• _AIM OF THE TASK_
Each entry below is to be duplicated verbatim.

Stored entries

____

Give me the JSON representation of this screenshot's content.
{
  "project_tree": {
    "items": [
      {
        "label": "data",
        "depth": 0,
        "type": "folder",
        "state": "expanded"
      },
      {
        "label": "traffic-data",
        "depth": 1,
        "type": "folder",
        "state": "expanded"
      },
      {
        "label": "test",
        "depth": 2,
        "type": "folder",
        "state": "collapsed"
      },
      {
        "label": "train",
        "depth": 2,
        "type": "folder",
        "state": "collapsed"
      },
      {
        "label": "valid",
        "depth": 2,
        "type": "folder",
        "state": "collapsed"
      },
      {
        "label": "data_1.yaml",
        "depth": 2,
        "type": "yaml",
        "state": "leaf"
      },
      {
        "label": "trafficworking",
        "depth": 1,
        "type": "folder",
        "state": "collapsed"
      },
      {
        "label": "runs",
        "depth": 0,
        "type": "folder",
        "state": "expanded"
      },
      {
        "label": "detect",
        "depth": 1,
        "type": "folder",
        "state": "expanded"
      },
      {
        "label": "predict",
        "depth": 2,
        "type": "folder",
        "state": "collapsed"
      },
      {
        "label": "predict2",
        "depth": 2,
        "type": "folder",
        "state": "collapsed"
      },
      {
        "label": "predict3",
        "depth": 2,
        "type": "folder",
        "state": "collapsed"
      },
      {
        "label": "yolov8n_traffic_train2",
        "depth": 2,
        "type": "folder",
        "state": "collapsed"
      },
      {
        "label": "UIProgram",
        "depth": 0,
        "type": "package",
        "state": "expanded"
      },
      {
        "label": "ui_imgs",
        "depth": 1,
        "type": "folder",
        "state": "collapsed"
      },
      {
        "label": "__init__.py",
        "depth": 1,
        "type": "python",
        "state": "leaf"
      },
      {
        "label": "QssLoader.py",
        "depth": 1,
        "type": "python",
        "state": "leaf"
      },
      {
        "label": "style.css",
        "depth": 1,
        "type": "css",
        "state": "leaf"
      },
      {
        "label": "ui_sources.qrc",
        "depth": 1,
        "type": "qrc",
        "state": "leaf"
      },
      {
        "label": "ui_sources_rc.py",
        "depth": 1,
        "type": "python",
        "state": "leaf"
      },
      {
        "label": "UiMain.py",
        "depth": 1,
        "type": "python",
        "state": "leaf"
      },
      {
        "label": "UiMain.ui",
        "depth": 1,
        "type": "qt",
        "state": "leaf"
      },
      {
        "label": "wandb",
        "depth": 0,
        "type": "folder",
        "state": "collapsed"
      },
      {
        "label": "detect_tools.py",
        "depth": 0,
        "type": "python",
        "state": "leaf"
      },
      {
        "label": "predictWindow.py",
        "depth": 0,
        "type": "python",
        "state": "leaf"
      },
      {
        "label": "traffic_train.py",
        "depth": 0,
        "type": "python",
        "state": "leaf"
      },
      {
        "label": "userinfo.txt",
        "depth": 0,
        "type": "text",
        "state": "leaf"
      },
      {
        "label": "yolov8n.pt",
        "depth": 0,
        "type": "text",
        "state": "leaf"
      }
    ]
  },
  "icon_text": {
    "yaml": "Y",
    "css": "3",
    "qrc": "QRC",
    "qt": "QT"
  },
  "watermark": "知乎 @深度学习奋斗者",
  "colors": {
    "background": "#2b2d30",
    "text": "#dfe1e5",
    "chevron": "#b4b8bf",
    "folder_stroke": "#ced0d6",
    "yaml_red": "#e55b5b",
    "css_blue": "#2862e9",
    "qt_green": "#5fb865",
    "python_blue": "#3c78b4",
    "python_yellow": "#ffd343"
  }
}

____

• _WRITTEN SOLUTION_
Give me the JSON representation of this screenshot's content.
{
  "project_tree": {
    "items": [
      {
        "label": "data",
        "depth": 0,
        "type": "folder",
        "state": "expanded"
      },
      {
        "label": "traffic-data",
        "depth": 1,
        "type": "folder",
        "state": "expanded"
      },
      {
        "label": "test",
        "depth": 2,
        "type": "folder",
        "state": "collapsed"
      },
      {
        "label": "train",
        "depth": 2,
        "type": "folder",
        "state": "collapsed"
      },
      {
        "label": "valid",
        "depth": 2,
        "type": "folder",
        "state": "collapsed"
      },
      {
        "label": "data_1.yaml",
        "depth": 2,
        "type": "yaml",
        "state": "leaf"
      },
      {
        "label": "trafficworking",
        "depth": 1,
        "type": "folder",
        "state": "collapsed"
      },
      {
        "label": "runs",
        "depth": 0,
        "type": "folder",
        "state": "expanded"
      },
      {
        "label": "detect",
        "depth": 1,
        "type": "folder",
        "state": "expanded"
      },
      {
        "label": "predict",
        "depth": 2,
        "type": "folder",
        "state": "collapsed"
      },
      {
        "label": "predict2",
        "depth": 2,
        "type": "folder",
        "state": "collapsed"
      },
      {
        "label": "predict3",
        "depth": 2,
        "type": "folder",
        "state": "collapsed"
      },
      {
        "label": "yolov8n_traffic_train2",
        "depth": 2,
        "type": "folder",
        "state": "collapsed"
      },
      {
        "label": "UIProgram",
        "depth": 0,
        "type": "package",
        "state": "expanded"
      },
      {
        "label": "ui_imgs",
        "depth": 1,
        "type": "folder",
        "state": "collapsed"
      },
      {
        "label": "__init__.py",
        "depth": 1,
        "type": "python",
        "state": "leaf"
      },
      {
        "label": "QssLoader.py",
        "depth": 1,
        "type": "python",
        "state": "leaf"
      },
      {
        "label": "style.css",
        "depth": 1,
        "type": "css",
        "state": "leaf"
      },
      {
        "label": "ui_sources.qrc",
        "depth": 1,
        "type": "qrc",
        "state": "leaf"
      },
      {
        "label": "ui_sources_rc.py",
        "depth": 1,
        "type": "python",
        "state": "leaf"
      },
      {
        "label": "UiMain.py",
        "depth": 1,
        "type": "python",
        "state": "leaf"
      },
      {
        "label": "UiMain.ui",
        "depth": 1,
        "type": "qt",
        "state": "leaf"
      },
      {
        "label": "wandb",
        "depth": 0,
        "type": "folder",
        "state": "collapsed"
      },
      {
        "label": "detect_tools.py",
        "depth": 0,
        "type": "python",
        "state": "leaf"
      },
      {
        "label": "predictWindow.py",
        "depth": 0,
        "type": "python",
        "state": "leaf"
      },
      {
        "label": "traffic_train.py",
        "depth": 0,
        "type": "python",
        "state": "leaf"
      },
      {
        "label": "userinfo.txt",
        "depth": 0,
        "type": "text",
        "state": "leaf"
      },
      {
        "label": "yolov8n.pt",
        "depth": 0,
        "type": "text",
        "state": "leaf"
      }
    ]
  },
  "icon_text": {
    "yaml": "Y",
    "css": "3",
    "qrc": "QRC",
    "qt": "QT"
  },
  "watermark": "知乎 @深度学习奋斗者",
  "colors": {
    "background": "#2b2d30",
    "text": "#dfe1e5",
    "chevron": "#b4b8bf",
    "folder_stroke": "#ced0d6",
    "yaml_red": "#e55b5b",
    "css_blue": "#2862e9",
    "qt_green": "#5fb865",
    "python_blue": "#3c78b4",
    "python_yellow": "#ffd343"
  }
}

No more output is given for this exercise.